» ACTION ITEM
Go through the listing that follows and write it out exactly. Drop the pictures.

** INPUT DATA follows **

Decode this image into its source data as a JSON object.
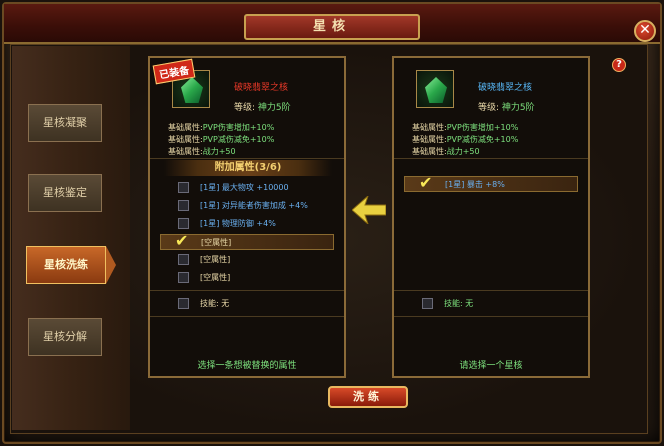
{
  "title": "星核",
  "side_tabs": [
    {
      "label": "星核凝聚"
    },
    {
      "label": "星核鉴定"
    },
    {
      "label": "星核洗练"
    },
    {
      "label": "星核分解"
    }
  ],
  "left_panel": {
    "equipped_tag": "已装备",
    "gem_name": "破晓翡翠之核",
    "level_key": "等级:",
    "level_value": "神力5阶",
    "base_attrs": [
      {
        "key": "基础属性:",
        "value": "PVP伤害增加+10%"
      },
      {
        "key": "基础属性:",
        "value": "PVP减伤减免+10%"
      },
      {
        "key": "基础属性:",
        "value": "战力+50"
      }
    ],
    "additional_header": "附加属性(3/6)",
    "rows": [
      {
        "text": "[1星] 最大物攻 +10000",
        "checked": false,
        "style": "blue"
      },
      {
        "text": "[1星] 对异能者伤害加成 +4%",
        "checked": false,
        "style": "blue"
      },
      {
        "text": "[1星] 物理防御 +4%",
        "checked": false,
        "style": "blue"
      },
      {
        "text": "[空属性]",
        "checked": true,
        "style": "cream"
      },
      {
        "text": "[空属性]",
        "checked": false,
        "style": "cream"
      },
      {
        "text": "[空属性]",
        "checked": false,
        "style": "cream"
      }
    ],
    "skill_key": "技能:",
    "skill_value": "无",
    "footer": "选择一条想被替换的属性"
  },
  "right_panel": {
    "gem_name": "破晓翡翠之核",
    "level_key": "等级:",
    "level_value": "神力5阶",
    "base_attrs": [
      {
        "key": "基础属性:",
        "value": "PVP伤害增加+10%"
      },
      {
        "key": "基础属性:",
        "value": "PVP减伤减免+10%"
      },
      {
        "key": "基础属性:",
        "value": "战力+50"
      }
    ],
    "rows": [
      {
        "text": "[1星] 暴击 +8%",
        "checked": true,
        "style": "blue"
      }
    ],
    "skill_key": "技能:",
    "skill_value": "无",
    "footer": "请选择一个星核"
  },
  "wash_button": "洗练",
  "colors": {
    "name_red": "#e83828",
    "name_blue": "#58b8f8"
  }
}
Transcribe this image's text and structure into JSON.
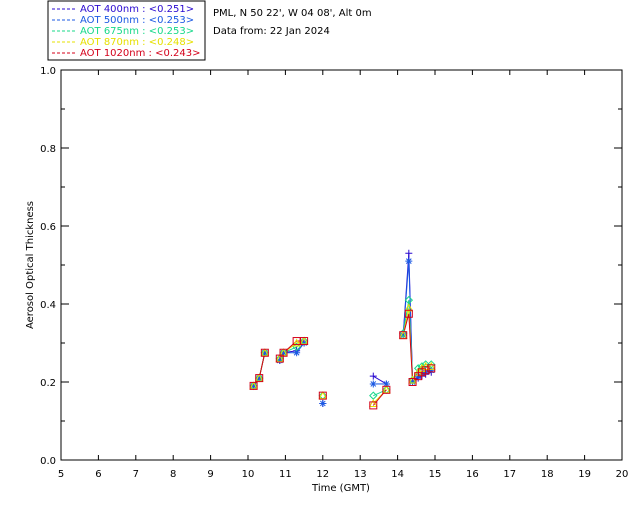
{
  "info": {
    "site": "PML, N 50 22', W 04 08', Alt 0m",
    "date_line": "Data from: 22 Jan 2024"
  },
  "legend": [
    {
      "label": "AOT  400nm : <0.251>",
      "color": "#2a0ad0"
    },
    {
      "label": "AOT  500nm : <0.253>",
      "color": "#1b59e3"
    },
    {
      "label": "AOT  675nm : <0.253>",
      "color": "#18d98a"
    },
    {
      "label": "AOT  870nm : <0.248>",
      "color": "#e6e000"
    },
    {
      "label": "AOT 1020nm : <0.243>",
      "color": "#d4001a"
    }
  ],
  "chart_data": {
    "type": "line",
    "xlabel": "Time (GMT)",
    "ylabel": "Aerosol Optical Thickness",
    "xlim": [
      5,
      20
    ],
    "ylim": [
      0.0,
      1.0
    ],
    "xticks": [
      "5",
      "6",
      "7",
      "8",
      "9",
      "10",
      "11",
      "12",
      "13",
      "14",
      "15",
      "16",
      "17",
      "18",
      "19",
      "20"
    ],
    "yticks": [
      "0.0",
      "0.2",
      "0.4",
      "0.6",
      "0.8",
      "1.0"
    ],
    "grid": false,
    "legend_position": "top-left, above plot",
    "series": [
      {
        "name": "AOT  400nm",
        "marker": "plus",
        "points": [
          [
            10.15,
            0.19
          ],
          [
            10.3,
            0.21
          ],
          [
            10.45,
            0.275
          ],
          [
            10.85,
            0.255
          ],
          [
            10.95,
            0.275
          ],
          [
            11.3,
            0.28
          ],
          [
            11.5,
            0.3
          ],
          [
            12.0,
            0.145
          ],
          [
            13.35,
            0.215
          ],
          [
            13.7,
            0.195
          ],
          [
            14.15,
            0.32
          ],
          [
            14.3,
            0.53
          ],
          [
            14.4,
            0.2
          ],
          [
            14.55,
            0.21
          ],
          [
            14.65,
            0.215
          ],
          [
            14.75,
            0.22
          ],
          [
            14.9,
            0.225
          ]
        ]
      },
      {
        "name": "AOT  500nm",
        "marker": "asterisk",
        "points": [
          [
            10.15,
            0.19
          ],
          [
            10.3,
            0.21
          ],
          [
            10.45,
            0.275
          ],
          [
            10.85,
            0.255
          ],
          [
            10.95,
            0.275
          ],
          [
            11.3,
            0.275
          ],
          [
            11.5,
            0.3
          ],
          [
            12.0,
            0.145
          ],
          [
            13.35,
            0.195
          ],
          [
            13.7,
            0.195
          ],
          [
            14.15,
            0.32
          ],
          [
            14.3,
            0.51
          ],
          [
            14.4,
            0.2
          ],
          [
            14.55,
            0.215
          ],
          [
            14.65,
            0.22
          ],
          [
            14.75,
            0.225
          ],
          [
            14.9,
            0.23
          ]
        ]
      },
      {
        "name": "AOT  675nm",
        "marker": "diamond",
        "points": [
          [
            10.15,
            0.19
          ],
          [
            10.3,
            0.21
          ],
          [
            10.45,
            0.275
          ],
          [
            10.85,
            0.26
          ],
          [
            10.95,
            0.275
          ],
          [
            11.3,
            0.29
          ],
          [
            11.5,
            0.305
          ],
          [
            12.0,
            0.165
          ],
          [
            13.35,
            0.165
          ],
          [
            13.7,
            0.18
          ],
          [
            14.15,
            0.325
          ],
          [
            14.3,
            0.41
          ],
          [
            14.4,
            0.205
          ],
          [
            14.55,
            0.235
          ],
          [
            14.65,
            0.24
          ],
          [
            14.75,
            0.245
          ],
          [
            14.9,
            0.245
          ]
        ]
      },
      {
        "name": "AOT  870nm",
        "marker": "triangle",
        "points": [
          [
            10.15,
            0.19
          ],
          [
            10.3,
            0.21
          ],
          [
            10.45,
            0.275
          ],
          [
            10.85,
            0.26
          ],
          [
            10.95,
            0.275
          ],
          [
            11.3,
            0.3
          ],
          [
            11.5,
            0.305
          ],
          [
            12.0,
            0.165
          ],
          [
            13.35,
            0.145
          ],
          [
            13.7,
            0.18
          ],
          [
            14.15,
            0.32
          ],
          [
            14.3,
            0.39
          ],
          [
            14.4,
            0.205
          ],
          [
            14.55,
            0.225
          ],
          [
            14.65,
            0.235
          ],
          [
            14.75,
            0.24
          ],
          [
            14.9,
            0.24
          ]
        ]
      },
      {
        "name": "AOT 1020nm",
        "marker": "square",
        "points": [
          [
            10.15,
            0.19
          ],
          [
            10.3,
            0.21
          ],
          [
            10.45,
            0.275
          ],
          [
            10.85,
            0.26
          ],
          [
            10.95,
            0.275
          ],
          [
            11.3,
            0.305
          ],
          [
            11.5,
            0.305
          ],
          [
            12.0,
            0.165
          ],
          [
            13.35,
            0.14
          ],
          [
            13.7,
            0.18
          ],
          [
            14.15,
            0.32
          ],
          [
            14.3,
            0.375
          ],
          [
            14.4,
            0.2
          ],
          [
            14.55,
            0.215
          ],
          [
            14.65,
            0.225
          ],
          [
            14.75,
            0.23
          ],
          [
            14.9,
            0.235
          ]
        ]
      }
    ]
  }
}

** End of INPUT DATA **

» WRITTEN SOLUTION
Decode this image into its source data as a JSON object.
{
  "title": "星核",
  "side_tabs": [
    {
      "label": "星核凝聚"
    },
    {
      "label": "星核鉴定"
    },
    {
      "label": "星核洗练"
    },
    {
      "label": "星核分解"
    }
  ],
  "left_panel": {
    "equipped_tag": "已装备",
    "gem_name": "破晓翡翠之核",
    "level_key": "等级:",
    "level_value": "神力5阶",
    "base_attrs": [
      {
        "key": "基础属性:",
        "value": "PVP伤害增加+10%"
      },
      {
        "key": "基础属性:",
        "value": "PVP减伤减免+10%"
      },
      {
        "key": "基础属性:",
        "value": "战力+50"
      }
    ],
    "additional_header": "附加属性(3/6)",
    "rows": [
      {
        "text": "[1星] 最大物攻 +10000",
        "checked": false,
        "style": "blue"
      },
      {
        "text": "[1星] 对异能者伤害加成 +4%",
        "checked": false,
        "style": "blue"
      },
      {
        "text": "[1星] 物理防御 +4%",
        "checked": false,
        "style": "blue"
      },
      {
        "text": "[空属性]",
        "checked": true,
        "style": "cream"
      },
      {
        "text": "[空属性]",
        "checked": false,
        "style": "cream"
      },
      {
        "text": "[空属性]",
        "checked": false,
        "style": "cream"
      }
    ],
    "skill_key": "技能:",
    "skill_value": "无",
    "footer": "选择一条想被替换的属性"
  },
  "right_panel": {
    "gem_name": "破晓翡翠之核",
    "level_key": "等级:",
    "level_value": "神力5阶",
    "base_attrs": [
      {
        "key": "基础属性:",
        "value": "PVP伤害增加+10%"
      },
      {
        "key": "基础属性:",
        "value": "PVP减伤减免+10%"
      },
      {
        "key": "基础属性:",
        "value": "战力+50"
      }
    ],
    "rows": [
      {
        "text": "[1星] 暴击 +8%",
        "checked": true,
        "style": "blue"
      }
    ],
    "skill_key": "技能:",
    "skill_value": "无",
    "footer": "请选择一个星核"
  },
  "wash_button": "洗练",
  "colors": {
    "name_red": "#e83828",
    "name_blue": "#58b8f8"
  }
}
Transcribe this image's text and structure into JSON.
{
  "info": {
    "site": "PML, N 50 22', W 04 08', Alt 0m",
    "date_line": "Data from: 22 Jan 2024"
  },
  "legend": [
    {
      "label": "AOT  400nm : <0.251>",
      "color": "#2a0ad0"
    },
    {
      "label": "AOT  500nm : <0.253>",
      "color": "#1b59e3"
    },
    {
      "label": "AOT  675nm : <0.253>",
      "color": "#18d98a"
    },
    {
      "label": "AOT  870nm : <0.248>",
      "color": "#e6e000"
    },
    {
      "label": "AOT 1020nm : <0.243>",
      "color": "#d4001a"
    }
  ],
  "chart_data": {
    "type": "line",
    "xlabel": "Time (GMT)",
    "ylabel": "Aerosol Optical Thickness",
    "xlim": [
      5,
      20
    ],
    "ylim": [
      0.0,
      1.0
    ],
    "xticks": [
      "5",
      "6",
      "7",
      "8",
      "9",
      "10",
      "11",
      "12",
      "13",
      "14",
      "15",
      "16",
      "17",
      "18",
      "19",
      "20"
    ],
    "yticks": [
      "0.0",
      "0.2",
      "0.4",
      "0.6",
      "0.8",
      "1.0"
    ],
    "grid": false,
    "legend_position": "top-left, above plot",
    "series": [
      {
        "name": "AOT  400nm",
        "marker": "plus",
        "points": [
          [
            10.15,
            0.19
          ],
          [
            10.3,
            0.21
          ],
          [
            10.45,
            0.275
          ],
          [
            10.85,
            0.255
          ],
          [
            10.95,
            0.275
          ],
          [
            11.3,
            0.28
          ],
          [
            11.5,
            0.3
          ],
          [
            12.0,
            0.145
          ],
          [
            13.35,
            0.215
          ],
          [
            13.7,
            0.195
          ],
          [
            14.15,
            0.32
          ],
          [
            14.3,
            0.53
          ],
          [
            14.4,
            0.2
          ],
          [
            14.55,
            0.21
          ],
          [
            14.65,
            0.215
          ],
          [
            14.75,
            0.22
          ],
          [
            14.9,
            0.225
          ]
        ]
      },
      {
        "name": "AOT  500nm",
        "marker": "asterisk",
        "points": [
          [
            10.15,
            0.19
          ],
          [
            10.3,
            0.21
          ],
          [
            10.45,
            0.275
          ],
          [
            10.85,
            0.255
          ],
          [
            10.95,
            0.275
          ],
          [
            11.3,
            0.275
          ],
          [
            11.5,
            0.3
          ],
          [
            12.0,
            0.145
          ],
          [
            13.35,
            0.195
          ],
          [
            13.7,
            0.195
          ],
          [
            14.15,
            0.32
          ],
          [
            14.3,
            0.51
          ],
          [
            14.4,
            0.2
          ],
          [
            14.55,
            0.215
          ],
          [
            14.65,
            0.22
          ],
          [
            14.75,
            0.225
          ],
          [
            14.9,
            0.23
          ]
        ]
      },
      {
        "name": "AOT  675nm",
        "marker": "diamond",
        "points": [
          [
            10.15,
            0.19
          ],
          [
            10.3,
            0.21
          ],
          [
            10.45,
            0.275
          ],
          [
            10.85,
            0.26
          ],
          [
            10.95,
            0.275
          ],
          [
            11.3,
            0.29
          ],
          [
            11.5,
            0.305
          ],
          [
            12.0,
            0.165
          ],
          [
            13.35,
            0.165
          ],
          [
            13.7,
            0.18
          ],
          [
            14.15,
            0.325
          ],
          [
            14.3,
            0.41
          ],
          [
            14.4,
            0.205
          ],
          [
            14.55,
            0.235
          ],
          [
            14.65,
            0.24
          ],
          [
            14.75,
            0.245
          ],
          [
            14.9,
            0.245
          ]
        ]
      },
      {
        "name": "AOT  870nm",
        "marker": "triangle",
        "points": [
          [
            10.15,
            0.19
          ],
          [
            10.3,
            0.21
          ],
          [
            10.45,
            0.275
          ],
          [
            10.85,
            0.26
          ],
          [
            10.95,
            0.275
          ],
          [
            11.3,
            0.3
          ],
          [
            11.5,
            0.305
          ],
          [
            12.0,
            0.165
          ],
          [
            13.35,
            0.145
          ],
          [
            13.7,
            0.18
          ],
          [
            14.15,
            0.32
          ],
          [
            14.3,
            0.39
          ],
          [
            14.4,
            0.205
          ],
          [
            14.55,
            0.225
          ],
          [
            14.65,
            0.235
          ],
          [
            14.75,
            0.24
          ],
          [
            14.9,
            0.24
          ]
        ]
      },
      {
        "name": "AOT 1020nm",
        "marker": "square",
        "points": [
          [
            10.15,
            0.19
          ],
          [
            10.3,
            0.21
          ],
          [
            10.45,
            0.275
          ],
          [
            10.85,
            0.26
          ],
          [
            10.95,
            0.275
          ],
          [
            11.3,
            0.305
          ],
          [
            11.5,
            0.305
          ],
          [
            12.0,
            0.165
          ],
          [
            13.35,
            0.14
          ],
          [
            13.7,
            0.18
          ],
          [
            14.15,
            0.32
          ],
          [
            14.3,
            0.375
          ],
          [
            14.4,
            0.2
          ],
          [
            14.55,
            0.215
          ],
          [
            14.65,
            0.225
          ],
          [
            14.75,
            0.23
          ],
          [
            14.9,
            0.235
          ]
        ]
      }
    ]
  }
}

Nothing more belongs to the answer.